• [Problem requirements]
Give a single number in reply. It is the count of lines below that contain the string "heading".

• [Stored items]
++++

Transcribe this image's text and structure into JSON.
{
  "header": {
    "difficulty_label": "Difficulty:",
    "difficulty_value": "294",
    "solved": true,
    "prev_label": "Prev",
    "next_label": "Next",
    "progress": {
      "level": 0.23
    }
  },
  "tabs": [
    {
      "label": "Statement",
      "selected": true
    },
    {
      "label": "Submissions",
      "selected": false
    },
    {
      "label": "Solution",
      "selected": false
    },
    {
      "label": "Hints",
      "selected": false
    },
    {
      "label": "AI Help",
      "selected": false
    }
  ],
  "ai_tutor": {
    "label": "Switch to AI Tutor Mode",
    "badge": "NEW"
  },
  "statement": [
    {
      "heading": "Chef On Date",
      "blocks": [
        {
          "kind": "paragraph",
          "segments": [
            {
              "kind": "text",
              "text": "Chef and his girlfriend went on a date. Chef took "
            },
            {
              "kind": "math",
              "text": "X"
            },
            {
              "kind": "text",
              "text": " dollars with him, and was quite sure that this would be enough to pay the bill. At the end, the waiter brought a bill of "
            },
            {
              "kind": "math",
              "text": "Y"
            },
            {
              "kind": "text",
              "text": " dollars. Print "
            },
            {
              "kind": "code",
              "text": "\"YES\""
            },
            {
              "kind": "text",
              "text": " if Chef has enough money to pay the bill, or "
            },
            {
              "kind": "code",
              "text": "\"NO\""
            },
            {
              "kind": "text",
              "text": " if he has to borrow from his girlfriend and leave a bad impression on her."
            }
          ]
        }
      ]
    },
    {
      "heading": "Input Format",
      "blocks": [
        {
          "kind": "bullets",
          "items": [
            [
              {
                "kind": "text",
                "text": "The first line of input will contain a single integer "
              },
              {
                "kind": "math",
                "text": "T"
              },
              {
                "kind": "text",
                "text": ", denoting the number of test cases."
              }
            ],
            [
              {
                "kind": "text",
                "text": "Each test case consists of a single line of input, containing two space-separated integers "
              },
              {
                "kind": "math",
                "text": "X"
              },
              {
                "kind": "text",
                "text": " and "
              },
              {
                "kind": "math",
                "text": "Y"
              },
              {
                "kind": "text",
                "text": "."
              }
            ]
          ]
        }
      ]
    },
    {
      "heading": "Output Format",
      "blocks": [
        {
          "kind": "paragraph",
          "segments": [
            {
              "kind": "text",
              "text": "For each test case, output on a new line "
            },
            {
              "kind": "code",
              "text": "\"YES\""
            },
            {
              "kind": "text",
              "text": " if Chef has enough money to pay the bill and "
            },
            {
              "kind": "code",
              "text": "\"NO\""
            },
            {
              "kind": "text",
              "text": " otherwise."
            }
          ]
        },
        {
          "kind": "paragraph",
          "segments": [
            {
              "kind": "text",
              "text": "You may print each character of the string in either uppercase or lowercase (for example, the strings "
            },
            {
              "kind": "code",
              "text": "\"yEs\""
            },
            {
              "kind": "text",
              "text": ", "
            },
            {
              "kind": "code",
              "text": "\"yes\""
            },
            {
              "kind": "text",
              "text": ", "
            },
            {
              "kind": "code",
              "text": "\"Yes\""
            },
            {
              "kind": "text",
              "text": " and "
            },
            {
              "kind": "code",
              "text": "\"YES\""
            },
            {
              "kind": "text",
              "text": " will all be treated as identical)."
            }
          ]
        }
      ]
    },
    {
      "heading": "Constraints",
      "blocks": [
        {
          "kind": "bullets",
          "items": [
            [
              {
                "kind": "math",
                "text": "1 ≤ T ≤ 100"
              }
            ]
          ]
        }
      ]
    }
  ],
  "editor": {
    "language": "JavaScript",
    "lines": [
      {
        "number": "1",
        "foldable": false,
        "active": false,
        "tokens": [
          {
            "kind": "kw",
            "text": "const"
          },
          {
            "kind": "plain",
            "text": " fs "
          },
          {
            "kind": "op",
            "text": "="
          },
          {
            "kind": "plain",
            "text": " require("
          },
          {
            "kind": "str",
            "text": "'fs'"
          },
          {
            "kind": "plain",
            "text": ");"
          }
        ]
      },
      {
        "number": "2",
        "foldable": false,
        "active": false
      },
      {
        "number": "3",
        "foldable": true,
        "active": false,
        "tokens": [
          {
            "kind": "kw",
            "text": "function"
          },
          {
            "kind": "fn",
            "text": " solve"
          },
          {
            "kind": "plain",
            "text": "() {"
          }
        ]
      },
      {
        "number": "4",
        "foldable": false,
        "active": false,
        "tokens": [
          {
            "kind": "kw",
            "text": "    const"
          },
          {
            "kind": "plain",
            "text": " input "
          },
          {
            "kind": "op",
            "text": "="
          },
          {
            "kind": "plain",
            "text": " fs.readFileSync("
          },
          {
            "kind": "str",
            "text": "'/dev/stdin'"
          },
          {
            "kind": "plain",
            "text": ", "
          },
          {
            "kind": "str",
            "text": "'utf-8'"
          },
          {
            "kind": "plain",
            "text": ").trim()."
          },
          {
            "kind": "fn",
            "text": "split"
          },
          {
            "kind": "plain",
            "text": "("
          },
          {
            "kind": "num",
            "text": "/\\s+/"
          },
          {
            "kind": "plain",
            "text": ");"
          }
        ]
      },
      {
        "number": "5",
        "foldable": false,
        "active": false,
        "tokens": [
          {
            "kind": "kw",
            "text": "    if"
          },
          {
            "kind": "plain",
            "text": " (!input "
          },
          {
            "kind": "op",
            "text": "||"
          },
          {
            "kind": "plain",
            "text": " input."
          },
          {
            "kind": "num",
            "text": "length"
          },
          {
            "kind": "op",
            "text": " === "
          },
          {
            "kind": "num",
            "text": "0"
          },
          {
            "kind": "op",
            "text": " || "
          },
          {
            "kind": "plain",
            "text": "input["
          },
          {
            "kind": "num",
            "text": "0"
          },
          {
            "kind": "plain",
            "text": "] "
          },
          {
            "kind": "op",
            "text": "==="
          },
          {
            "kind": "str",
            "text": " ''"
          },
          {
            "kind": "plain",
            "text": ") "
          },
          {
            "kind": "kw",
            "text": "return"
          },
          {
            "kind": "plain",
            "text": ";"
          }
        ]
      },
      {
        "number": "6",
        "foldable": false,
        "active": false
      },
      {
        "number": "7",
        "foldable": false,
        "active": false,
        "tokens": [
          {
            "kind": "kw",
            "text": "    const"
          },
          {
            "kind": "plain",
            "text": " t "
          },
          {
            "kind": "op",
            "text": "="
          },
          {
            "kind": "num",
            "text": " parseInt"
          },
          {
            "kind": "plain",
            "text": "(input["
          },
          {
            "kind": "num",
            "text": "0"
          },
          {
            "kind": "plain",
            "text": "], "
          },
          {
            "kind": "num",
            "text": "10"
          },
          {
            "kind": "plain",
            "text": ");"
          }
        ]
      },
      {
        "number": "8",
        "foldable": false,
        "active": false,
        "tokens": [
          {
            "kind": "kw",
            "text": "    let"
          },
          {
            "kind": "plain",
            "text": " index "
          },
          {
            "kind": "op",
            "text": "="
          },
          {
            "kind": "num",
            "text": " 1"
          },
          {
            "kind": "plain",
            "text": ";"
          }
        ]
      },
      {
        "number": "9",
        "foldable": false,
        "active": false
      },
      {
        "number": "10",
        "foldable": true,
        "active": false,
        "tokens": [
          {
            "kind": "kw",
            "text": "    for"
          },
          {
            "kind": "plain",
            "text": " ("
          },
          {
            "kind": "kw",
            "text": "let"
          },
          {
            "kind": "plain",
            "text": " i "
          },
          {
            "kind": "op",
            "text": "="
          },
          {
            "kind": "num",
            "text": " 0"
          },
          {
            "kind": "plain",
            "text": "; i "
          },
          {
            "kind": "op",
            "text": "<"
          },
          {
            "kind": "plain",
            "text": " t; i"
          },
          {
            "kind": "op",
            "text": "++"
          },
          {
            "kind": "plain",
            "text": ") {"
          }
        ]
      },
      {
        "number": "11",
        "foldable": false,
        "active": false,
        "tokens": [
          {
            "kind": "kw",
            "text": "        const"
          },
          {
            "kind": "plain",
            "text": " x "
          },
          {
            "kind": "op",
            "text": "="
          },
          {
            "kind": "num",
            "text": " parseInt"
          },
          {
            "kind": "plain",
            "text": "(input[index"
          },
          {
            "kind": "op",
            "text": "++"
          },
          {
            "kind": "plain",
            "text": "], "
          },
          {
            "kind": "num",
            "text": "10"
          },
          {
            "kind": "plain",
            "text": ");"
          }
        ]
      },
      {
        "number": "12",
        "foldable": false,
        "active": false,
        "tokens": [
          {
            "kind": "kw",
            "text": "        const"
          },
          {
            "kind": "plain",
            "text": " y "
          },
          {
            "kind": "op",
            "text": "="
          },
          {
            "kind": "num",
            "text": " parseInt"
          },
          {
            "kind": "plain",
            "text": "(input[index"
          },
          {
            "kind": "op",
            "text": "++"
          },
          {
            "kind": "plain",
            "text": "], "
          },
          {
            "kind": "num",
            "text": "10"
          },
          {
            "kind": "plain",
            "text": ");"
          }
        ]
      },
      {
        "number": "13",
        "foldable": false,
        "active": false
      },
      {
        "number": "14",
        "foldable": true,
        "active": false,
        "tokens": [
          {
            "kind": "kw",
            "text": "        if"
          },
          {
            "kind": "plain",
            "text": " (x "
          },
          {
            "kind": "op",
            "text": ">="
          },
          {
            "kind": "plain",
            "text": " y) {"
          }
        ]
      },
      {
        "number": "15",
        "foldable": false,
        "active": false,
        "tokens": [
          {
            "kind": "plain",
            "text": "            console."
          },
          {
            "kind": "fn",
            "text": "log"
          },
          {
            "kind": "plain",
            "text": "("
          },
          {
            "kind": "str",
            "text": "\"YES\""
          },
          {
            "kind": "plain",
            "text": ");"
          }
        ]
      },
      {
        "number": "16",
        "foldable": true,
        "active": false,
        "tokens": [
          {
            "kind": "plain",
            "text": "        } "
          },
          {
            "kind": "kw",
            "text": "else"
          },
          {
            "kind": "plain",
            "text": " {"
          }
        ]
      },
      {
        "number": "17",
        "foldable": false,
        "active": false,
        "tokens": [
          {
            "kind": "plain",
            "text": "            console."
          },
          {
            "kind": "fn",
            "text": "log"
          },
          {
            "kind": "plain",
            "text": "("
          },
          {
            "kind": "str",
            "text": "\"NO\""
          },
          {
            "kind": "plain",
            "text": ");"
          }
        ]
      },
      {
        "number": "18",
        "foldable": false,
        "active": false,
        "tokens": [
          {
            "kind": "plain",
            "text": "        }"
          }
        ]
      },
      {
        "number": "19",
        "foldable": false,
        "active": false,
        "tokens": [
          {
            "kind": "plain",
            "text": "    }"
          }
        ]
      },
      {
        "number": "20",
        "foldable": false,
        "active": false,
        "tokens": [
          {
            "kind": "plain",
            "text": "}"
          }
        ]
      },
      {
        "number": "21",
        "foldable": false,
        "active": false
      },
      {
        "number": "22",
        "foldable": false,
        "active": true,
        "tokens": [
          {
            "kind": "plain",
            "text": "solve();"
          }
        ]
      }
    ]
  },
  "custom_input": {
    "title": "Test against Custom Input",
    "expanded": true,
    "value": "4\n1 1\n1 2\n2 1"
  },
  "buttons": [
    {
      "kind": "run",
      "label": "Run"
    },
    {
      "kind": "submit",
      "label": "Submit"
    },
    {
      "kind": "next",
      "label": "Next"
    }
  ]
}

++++

• [Result for this task]
4